A popular Buckley road is set to get a facelift come this year or next, likely limiting access to local commuters.
The City Council voted unanimously Tuesday, Narch 9 to approve an engineering proposal to replace about a mile of pavement on 112th Street East. This could be one of the city’s last road projects to receive plentiful and relatively less competitive transportation grants due to Buckley’s status as a growing town.
The work involves grinding out the road’s top two inches of pavement and overlaying new asphalt for nearly a mile of roadway on 112th Street East from Mundy Loss Road to SR 165.
The road had its last resurfacing about two decades ago and it’s in need of another, Mayor Pat Johnson said. Crocodile cracks criss-cross the road, which handles traffic from commuters, industrial and agricultural businesses, residents and school busses bound toward Mountain Meadow Elementary.
Currently, the project is slated to start construction in 2022, according to a memo from the Public Works Department to the city.
“It’s going to start deteriorating quite rapidly, especially when we get rain and freezing,” Johnson said. “The ice expands and just tears it up more.”
But the city is crossing its fingers that weather and other conditions will allow them to break ground — or more accurately, asphalt — on the project this summer, Johnson said. That would avoid putting the road through another winter and allow construction crews to work on it while Mountain Meadow students are on summer break.
Johnson said that the project will generally turn the road into a one-way but won’t require shutting the whole street down. It’s also possible that the construction could be done mostly at night, she said, further reducing traffic impacts.
Seattle engineering firm Gray & Osborne, which the city often contracts with for projects, prepared the proposal at a cost of about $66,900, roughly $10,000 of which came from the City roads fund.
The lion’s share of the proposal was paid by a state Transportation Improvement Board (TIB) grant available to Buckley under the state’s Small City program, designed for cities with populations under 5,000 people. A separate program oversees grants for larger cities.
About $720,000 of the roughly $845,800 overall cost for project comes from the TIB, while the remainder comes from several city sources including the general fund, road budget and gas tax money.
The city has been aggressive in pursuing those grants and lucky in receiving them, Johnson said. But Buckley will soon have to start competing in the major leagues: The city’s population was 4,354 at the 2010 census, and a 2019 estimate put the city at 5,058 people.
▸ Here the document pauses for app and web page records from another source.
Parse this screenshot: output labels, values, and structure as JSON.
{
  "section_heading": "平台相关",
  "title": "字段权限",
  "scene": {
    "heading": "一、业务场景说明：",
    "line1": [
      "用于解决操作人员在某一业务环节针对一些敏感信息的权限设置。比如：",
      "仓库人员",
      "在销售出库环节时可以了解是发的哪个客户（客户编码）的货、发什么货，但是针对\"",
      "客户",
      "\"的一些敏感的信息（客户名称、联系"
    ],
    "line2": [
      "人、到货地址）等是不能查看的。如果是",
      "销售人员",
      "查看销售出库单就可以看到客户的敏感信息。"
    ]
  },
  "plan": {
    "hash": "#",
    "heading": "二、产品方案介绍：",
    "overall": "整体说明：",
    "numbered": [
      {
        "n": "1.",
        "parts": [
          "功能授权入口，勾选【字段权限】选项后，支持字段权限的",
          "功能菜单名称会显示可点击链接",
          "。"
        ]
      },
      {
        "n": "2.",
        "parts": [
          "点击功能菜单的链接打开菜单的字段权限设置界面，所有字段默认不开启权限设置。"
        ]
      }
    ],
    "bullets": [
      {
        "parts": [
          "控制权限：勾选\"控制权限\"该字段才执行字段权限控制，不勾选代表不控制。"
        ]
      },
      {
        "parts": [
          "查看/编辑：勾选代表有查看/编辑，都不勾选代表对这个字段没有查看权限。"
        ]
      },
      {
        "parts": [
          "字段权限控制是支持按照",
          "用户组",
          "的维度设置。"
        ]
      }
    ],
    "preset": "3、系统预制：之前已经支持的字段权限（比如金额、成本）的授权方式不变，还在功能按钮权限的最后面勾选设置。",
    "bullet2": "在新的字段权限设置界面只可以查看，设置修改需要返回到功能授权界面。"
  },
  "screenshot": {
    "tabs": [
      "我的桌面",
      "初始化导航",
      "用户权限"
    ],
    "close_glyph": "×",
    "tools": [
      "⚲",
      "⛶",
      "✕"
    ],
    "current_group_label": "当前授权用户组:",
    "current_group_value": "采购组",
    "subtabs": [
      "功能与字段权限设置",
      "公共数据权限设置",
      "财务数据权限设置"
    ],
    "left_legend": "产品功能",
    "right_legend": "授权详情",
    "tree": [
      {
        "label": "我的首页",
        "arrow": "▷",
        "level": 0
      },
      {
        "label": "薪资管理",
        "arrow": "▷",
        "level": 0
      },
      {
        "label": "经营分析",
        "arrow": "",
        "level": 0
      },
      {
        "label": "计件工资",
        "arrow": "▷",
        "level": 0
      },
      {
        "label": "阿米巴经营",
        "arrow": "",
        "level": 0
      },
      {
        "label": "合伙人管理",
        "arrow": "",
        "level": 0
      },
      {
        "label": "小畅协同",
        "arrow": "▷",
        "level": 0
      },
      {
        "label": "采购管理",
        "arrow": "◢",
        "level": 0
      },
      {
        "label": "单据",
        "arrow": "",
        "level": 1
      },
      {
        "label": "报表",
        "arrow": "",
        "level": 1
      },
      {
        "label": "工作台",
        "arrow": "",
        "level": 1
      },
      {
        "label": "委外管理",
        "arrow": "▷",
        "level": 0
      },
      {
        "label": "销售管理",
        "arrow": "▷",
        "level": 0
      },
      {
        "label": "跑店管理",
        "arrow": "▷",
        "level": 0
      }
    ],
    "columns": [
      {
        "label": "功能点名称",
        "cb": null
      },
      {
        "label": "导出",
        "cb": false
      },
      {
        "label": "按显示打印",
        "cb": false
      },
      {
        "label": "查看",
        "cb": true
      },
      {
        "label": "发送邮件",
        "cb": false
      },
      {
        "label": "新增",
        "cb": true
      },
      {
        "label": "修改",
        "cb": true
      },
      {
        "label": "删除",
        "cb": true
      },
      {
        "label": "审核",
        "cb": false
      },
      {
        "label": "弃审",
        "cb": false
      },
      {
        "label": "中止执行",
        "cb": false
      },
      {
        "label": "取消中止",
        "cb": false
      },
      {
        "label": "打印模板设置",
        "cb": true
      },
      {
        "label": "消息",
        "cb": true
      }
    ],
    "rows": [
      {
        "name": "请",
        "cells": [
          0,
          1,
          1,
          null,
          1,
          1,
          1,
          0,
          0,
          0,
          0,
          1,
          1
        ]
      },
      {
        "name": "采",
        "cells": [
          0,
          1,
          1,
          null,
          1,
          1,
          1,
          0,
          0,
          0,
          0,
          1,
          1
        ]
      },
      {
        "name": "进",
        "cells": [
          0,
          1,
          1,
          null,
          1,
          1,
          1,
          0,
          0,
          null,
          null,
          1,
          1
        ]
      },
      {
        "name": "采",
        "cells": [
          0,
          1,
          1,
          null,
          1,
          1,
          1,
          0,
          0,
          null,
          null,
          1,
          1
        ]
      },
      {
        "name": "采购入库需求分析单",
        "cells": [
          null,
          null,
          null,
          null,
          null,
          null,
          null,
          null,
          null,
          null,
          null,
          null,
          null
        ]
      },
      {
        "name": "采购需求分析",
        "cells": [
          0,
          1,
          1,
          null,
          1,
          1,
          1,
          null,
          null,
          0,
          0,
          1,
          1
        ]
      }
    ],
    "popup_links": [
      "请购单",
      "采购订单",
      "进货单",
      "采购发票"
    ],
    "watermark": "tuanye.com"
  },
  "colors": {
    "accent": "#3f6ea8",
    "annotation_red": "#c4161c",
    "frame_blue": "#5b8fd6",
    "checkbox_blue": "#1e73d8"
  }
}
“This’ll be one of the last things we get under the small cities category,” Johnson said. “We’re sure when the census comes out that we’ll have gone over 5,000 people.”
Also on Tuesday, the council:Approved an ordinance to adopt the city’s 2021 Stormwater Management Program. All but council member Sundstrom voted to approve the ordinance.
Unanimously approved an agreement with the Buckley Chamber of Commerce to lease a City reader board to the Chamber for a fee of $250 per year.
Unanimously approved an agreement naming Dr. Paul Satterlee as the advising physician for the City of Buckley Fire Department. Satterlee replaces Dr. Jeffrey Morse, who after nearly 15 years in the role announced late last year that he was looking to retire once a suitable replacement was found.
Discussed drafting an ordinance for the next council meeting (March 23) to amend the municipal code to require helmets at the Buckley skatepark.
Heard a report from Mayor Johnson on two successful COVID-19 vaccination clinics over the previous weekend that saw about 1,000 people get their second COVID-19 vaccine doses.